The following are the different types of Lung Cancer:
Non-small cell lung cancer
The most common lung cancer is non-small cell (NSCLC) which accounts for up to eighty-five percent of lung cancer patients. “Non-small cell” is an umbrella term for three types of cancer: adenocarcinomas, large cell carcinomas, and squamous cell carcinomas. Adenocarcinomas grow slowly and first appear on the periphery of the lung. This is the type of lung cancer most likely to present in a non-smoker, though it must be noted that the majority of its victims do smoke. Squamous cell carcinomas, by contrast, are located in the middle of the lung, and large cell carcinomas are wild cards that can appear anywhere in the lung.
The treatment for non-small cell lung cancer will vary depending on how far the disease has advanced. In the very early stages of this disease, it can be eradicated with surgery alone through radiation or chemotherapy may be deemed necessary, as well. If the cancer is diagnosed as advanced, radiation may be used alone or in conjunction with surgery and chemotherapy. If the cancer has spread beyond the lungs, chest, diaphragm, and lymph nodes, the patient is generally advised that the surgery will be futile. Medical efforts will concentrate on slowing the progress of the disease and alleviating symptoms.
Small cell lung cancer
Small cell lung cancer treatment uses the same technology, but on a different schedule, based on the severity of the illness. In its early stage, small cell lung cancer (SCLC) is treated with both radiation and chemotherapy. At a later stage, chemo will be prescribed to abate cancer and, because small cell lung cancer tends to spread to the brain, radiation may be prescribed for the brain, even if no tumors are evident at that moment.
Metastatic lung cancer

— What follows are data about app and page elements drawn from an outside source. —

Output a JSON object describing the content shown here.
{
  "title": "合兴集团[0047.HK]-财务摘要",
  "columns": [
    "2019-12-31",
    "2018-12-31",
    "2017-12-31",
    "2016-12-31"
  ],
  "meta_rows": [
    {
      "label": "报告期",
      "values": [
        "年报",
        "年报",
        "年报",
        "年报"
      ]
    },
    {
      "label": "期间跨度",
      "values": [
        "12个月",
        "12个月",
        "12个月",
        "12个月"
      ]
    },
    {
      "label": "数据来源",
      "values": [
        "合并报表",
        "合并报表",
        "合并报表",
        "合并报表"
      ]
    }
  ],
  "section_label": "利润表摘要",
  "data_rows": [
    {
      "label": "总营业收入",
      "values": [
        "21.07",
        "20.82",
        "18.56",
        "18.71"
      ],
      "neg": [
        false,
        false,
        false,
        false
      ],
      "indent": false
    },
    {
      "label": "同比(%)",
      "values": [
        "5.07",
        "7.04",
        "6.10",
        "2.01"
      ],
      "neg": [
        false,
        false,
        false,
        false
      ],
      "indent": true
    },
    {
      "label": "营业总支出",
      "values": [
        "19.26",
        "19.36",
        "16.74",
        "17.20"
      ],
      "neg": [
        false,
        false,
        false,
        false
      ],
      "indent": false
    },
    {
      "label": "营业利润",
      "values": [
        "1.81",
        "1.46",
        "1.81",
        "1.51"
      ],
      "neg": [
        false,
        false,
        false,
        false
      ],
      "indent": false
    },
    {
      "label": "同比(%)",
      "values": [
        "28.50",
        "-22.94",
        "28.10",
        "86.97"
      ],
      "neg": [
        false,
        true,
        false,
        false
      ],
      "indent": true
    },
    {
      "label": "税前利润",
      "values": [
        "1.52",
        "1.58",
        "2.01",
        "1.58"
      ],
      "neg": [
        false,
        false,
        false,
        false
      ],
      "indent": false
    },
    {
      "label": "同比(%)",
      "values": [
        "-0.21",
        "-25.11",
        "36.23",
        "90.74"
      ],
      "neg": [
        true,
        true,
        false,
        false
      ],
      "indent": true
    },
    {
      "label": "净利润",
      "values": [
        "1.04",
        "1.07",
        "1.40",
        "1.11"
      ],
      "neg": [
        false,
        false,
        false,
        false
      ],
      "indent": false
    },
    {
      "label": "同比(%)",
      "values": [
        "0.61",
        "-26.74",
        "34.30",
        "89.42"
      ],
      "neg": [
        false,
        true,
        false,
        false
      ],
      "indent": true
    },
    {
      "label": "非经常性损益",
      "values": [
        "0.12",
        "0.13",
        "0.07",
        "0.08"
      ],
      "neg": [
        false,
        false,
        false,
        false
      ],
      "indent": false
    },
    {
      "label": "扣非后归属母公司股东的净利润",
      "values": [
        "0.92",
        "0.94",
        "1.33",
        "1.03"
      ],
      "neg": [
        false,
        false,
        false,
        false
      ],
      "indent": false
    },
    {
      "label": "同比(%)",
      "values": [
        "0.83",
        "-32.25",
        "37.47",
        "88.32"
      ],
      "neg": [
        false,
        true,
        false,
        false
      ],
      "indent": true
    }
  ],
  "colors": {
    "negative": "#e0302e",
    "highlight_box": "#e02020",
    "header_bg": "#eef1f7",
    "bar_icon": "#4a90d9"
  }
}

Once lung cancer has spread beyond the lungs and chest, it is considered “metastatic.” While a diagnosis of metastatic lung cancer is not automatically a death sentence, the prognosis is grim. Lung cancer that has spread this far is also known as Stage IV cancer and it comes with a life expectancy of around eight months, according to some sources. Most people will agree that time spent in the hospital with a needle in your arm is not quality time. Patients who are diagnosed at this stage should discuss with their doctors and family whether the treatment is worth the pain and discomfort that inevitably accompany aggressive chemotherapy and radiation. Some people will decide to fight while others may opt to spend their remaining time with their loved ones.